GEN. MILLEY: So I think first of all, you know, President Xi is -- I don't know him. I've never talked to him, and he'll make decisions based on what he thinks is in his national interest. But as best I can tell, he's a rational actor. I think he evaluates things on cost, benefit and risk, and I think that he would conclude that an attack on Taiwan in the near future would be an excessive amount of risk, and it would end in a strategic, really, debacle for -- for the Chinese military. And I think it would throw off their China dream of being the number one economic and military power and so on.

So would he do it? Who knows? I don't know. But I can tell you that we watch it closely. We are militarily prepared, and one of the keys now is to make sure that Taiwan can defend itself, and there are a lot of lessons learned coming out of the Ukrainian war. There's lessons learned for Taiwan. There are lessons learned that we're learning. There's lessons learned European countries are learning, and there's lessons learned that President Xi and the Chinese military are learning.

And one of the things people are learning is that war on paper is a whole lot different than real war. And when blood is spilled and people die and real tanks are being blown up, things are a little bit different. There's a lot of friction and fog and death in combat, and for someone who has -- for a military that hasn't fought in combat since fighting the Vietnamese in 1979, they would be playing, you know, a very, very dangerous game to cross the straits and invade the island of Taiwan. They don't have the experience, the background to do it. They haven't trained to it yet. They do piece-part training. We watch it very, very closely, how many -- how much amphibious capability they have, how much airborne capability they have.

Now, they could bomb it. They could missile it. They could attack Taiwan in that sense, but attacking and seizing the island of Taiwan across the straits, putting troops on the island of Taiwan, that is a very difficult military task to do. You've got a large city of Taipei with three or four million people, with the suburbs, about seven million people. You've got very complex terrain with mountains. Most of Taiwan is a mountainous island. So it's a very, very difficult military objective, a very difficult military operation to execute, and I think it'll be some time before the Chinese have the military capability and they're ready to do it.

Now, that could be wrong. That could -- an incident could happen. Some sort of political thing could happen in a moment in time, and all of the decisions would change very, very rapidly. But I think that the Chinese would be high risk to take on an operation like that, and I think it would be unwise. It would be a political mistake, a geopolitical mistake, a strategic mistake similar to what the strategic mistake is that Putin has made in Ukraine.

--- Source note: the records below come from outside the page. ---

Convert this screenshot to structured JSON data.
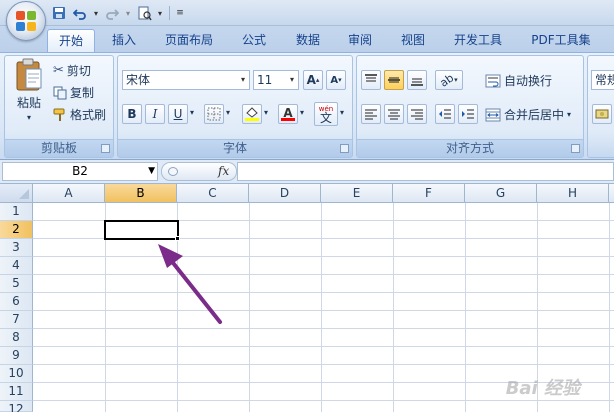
{
  "ribbon_tabs": [
    "开始",
    "插入",
    "页面布局",
    "公式",
    "数据",
    "审阅",
    "视图",
    "开发工具",
    "PDF工具集"
  ],
  "active_tab": "开始",
  "clipboard": {
    "paste_label": "粘贴",
    "cut_label": "剪切",
    "copy_label": "复制",
    "format_painter_label": "格式刷",
    "group_label": "剪贴板"
  },
  "font": {
    "font_name": "宋体",
    "font_size": "11",
    "bold": "B",
    "italic": "I",
    "underline": "U",
    "grow": "A",
    "shrink": "A",
    "font_color_glyph": "A",
    "phonetic_glyph": "文",
    "phonetic_small": "wén",
    "group_label": "字体"
  },
  "alignment": {
    "wrap_text_label": "自动换行",
    "merge_center_label": "合并后居中",
    "group_label": "对齐方式"
  },
  "number": {
    "format_partial": "常规"
  },
  "formula_bar": {
    "name_box": "B2",
    "fx": "fx",
    "formula": ""
  },
  "sheet": {
    "columns": [
      "A",
      "B",
      "C",
      "D",
      "E",
      "F",
      "G",
      "H"
    ],
    "rows": [
      "1",
      "2",
      "3",
      "4",
      "5",
      "6",
      "7",
      "8",
      "9",
      "10",
      "11",
      "12"
    ],
    "selected_column": "B",
    "selected_row": "2",
    "selected_cell": "B2"
  },
  "watermark": "Bai 经验",
  "colors": {
    "arrow": "#7b2b8a",
    "selection_header": "#f1c15f",
    "ribbon_bg": "#dbe7f6",
    "tab_text": "#15428b"
  }
}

SEC. AUSTIN: I'll be traveling with the -- with some of you later this week and into next week, but for those who I won't see between now and Thanksgiving, I want to take this opportunity to wish you and your families a happy Thanksgiving, and on behalf of the Department of Defense, thanks for what you continue to do for our nation. Thank you very much.

STAFF: Thank you very much, ladies and gentlemen. That's all the time we have for today.